Why should market stewardship draw on lived experience evidence?
Author: Ariella Meltzer, Helen Dickinson, Eleanor Malbon and Gemma Carey
This post was originally published by the Evidence & Policy blog on 23 June, 2021.
We have re-issued the article that has already been published by the Evidence & Policy blog. We would like to express gratitude to the kind offer of the editorial board of the Evidence & Policy blog.
Original article URL: https://bit.ly/366ABNJ
Ariella Meltzer, Helen Dickinson, Eleanor Malbon and Gemma Carey
This blog post is part of a series linked to the Evidence & Policy Special Issue (Volume 17, Issue 2): The many faces of disability in evidence for policy and practice. Guest Edited by Carol Rivas, Ikuko Tomomatsu and David Gough. This post is based on the Special Issue article, ‘Why is lived experience important for market stewardship? A proposed framework for why and how lived experience should be included in stewarding disability markets‘.
Many countries are moving towards market-based provision of human services, with ‘quasi-markets’ in place. Quasi-markets are different to the conventional markets we are used to within our daily lives, as they require governments to play a role in helping to steer them to success. This is known as ‘market stewardship’. In our Evidence & Policy article, we explore the types of evidence that government uses to make decisions about how quasi-markets should run.
Our case study

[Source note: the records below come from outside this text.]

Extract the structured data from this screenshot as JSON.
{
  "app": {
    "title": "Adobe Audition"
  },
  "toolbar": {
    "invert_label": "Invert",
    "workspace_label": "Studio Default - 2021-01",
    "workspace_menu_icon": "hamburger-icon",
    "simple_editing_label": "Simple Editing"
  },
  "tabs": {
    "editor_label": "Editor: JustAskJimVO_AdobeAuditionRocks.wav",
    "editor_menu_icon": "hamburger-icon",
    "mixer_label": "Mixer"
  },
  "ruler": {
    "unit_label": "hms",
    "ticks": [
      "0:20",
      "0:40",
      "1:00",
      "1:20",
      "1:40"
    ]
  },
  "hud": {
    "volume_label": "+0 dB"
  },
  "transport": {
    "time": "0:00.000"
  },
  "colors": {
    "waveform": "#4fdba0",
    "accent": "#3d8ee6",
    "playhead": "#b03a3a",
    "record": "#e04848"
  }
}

We considered this question of evidence use and decision-making in a quasi-market currently operating for people with disability within Australia’s National Disability Insurance Scheme (NDIS). The NDIS is an individualised funding scheme for people with disability, where they purchase supports from a government-run marketplace using their personal budget. The Scheme was designed to increase the choice and control of people with disability over their services.
The government has a key role in stewarding solutions to perceived problems in the NDIS market, such as by introducing new providers into the market in areas where they judge there may not be enough to meet demand. So far, it makes these decisions using economic models and actuarial calculations based on information about inputs a